Start of Source material
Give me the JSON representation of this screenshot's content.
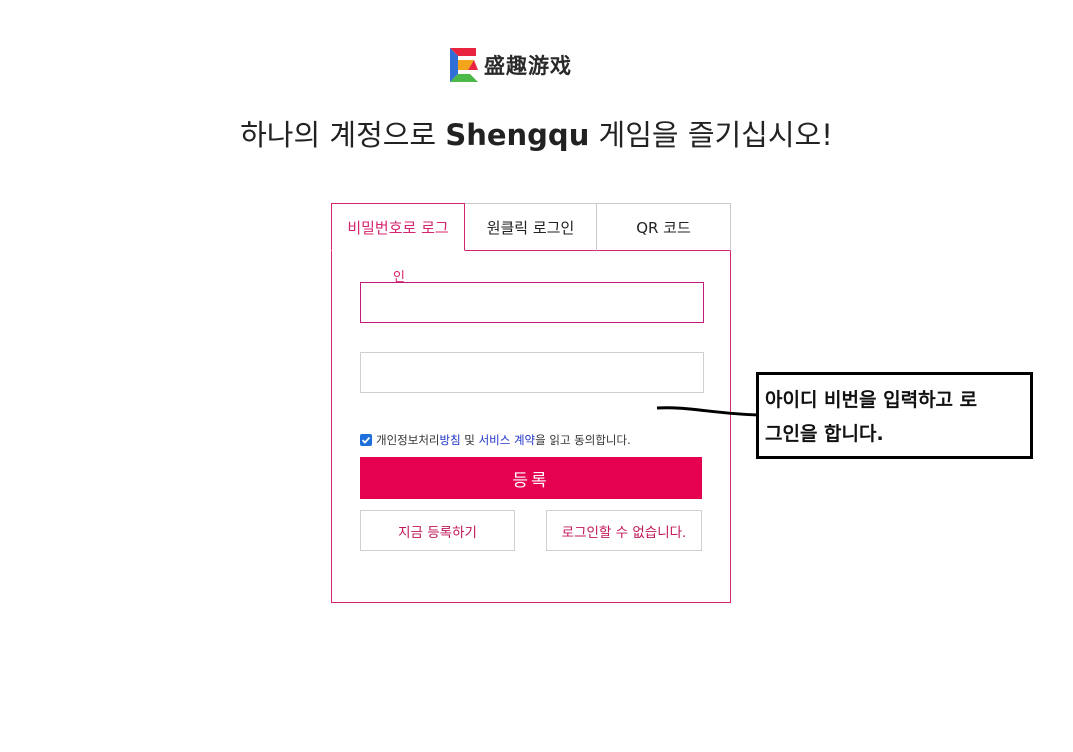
{
  "brand": {
    "logo_text": "盛趣游戏"
  },
  "headline": {
    "prefix": "하나의 계정으로 ",
    "brand": "Shengqu",
    "suffix": " 게임을 즐기십시오!"
  },
  "login_card": {
    "tabs": [
      {
        "label": "비밀번호로 로그",
        "active": true
      },
      {
        "label": "원클릭 로그인",
        "active": false
      },
      {
        "label": "QR 코드",
        "active": false
      }
    ],
    "id_field": {
      "floating_label": "인",
      "value": ""
    },
    "password_field": {
      "value": ""
    },
    "agreement": {
      "checked": true,
      "text_1": "개인정보처리",
      "link_1": "방침",
      "text_2": " 및 ",
      "link_2": "서비스 계약",
      "text_3": "을 읽고 동의합니다."
    },
    "register_label": "등록",
    "signup_label": "지금 등록하기",
    "cant_login_label": "로그인할 수 없습니다."
  },
  "annotation": {
    "line_1": "아이디 비번을 입력하고 로",
    "line_2": "그인을 합니다."
  },
  "colors": {
    "accent": "#e50050",
    "accent_text": "#d6246e",
    "link": "#2033c9",
    "checkbox": "#1e6fd9"
  }
}
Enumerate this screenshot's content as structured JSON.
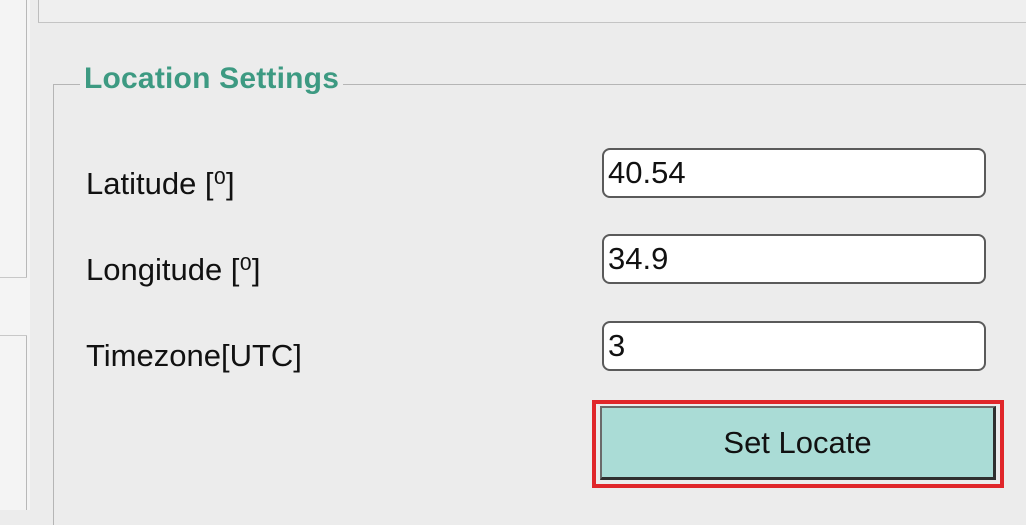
{
  "group": {
    "title": "Location Settings"
  },
  "fields": {
    "latitude": {
      "label": "Latitude [⁰]",
      "value": "40.54"
    },
    "longitude": {
      "label": "Longitude [⁰]",
      "value": "34.9"
    },
    "timezone": {
      "label": "Timezone[UTC]",
      "value": "3"
    }
  },
  "actions": {
    "set_locate_label": "Set Locate"
  },
  "colors": {
    "group_title": "#3d9a82",
    "button_bg": "#aadcd6",
    "highlight_border": "#e0262a"
  }
}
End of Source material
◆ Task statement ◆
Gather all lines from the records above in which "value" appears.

◆ Exercise solution ◆
      "value": ""
      "value": ""
      "value": "40.54"
      "value": "34.9"
      "value": "3"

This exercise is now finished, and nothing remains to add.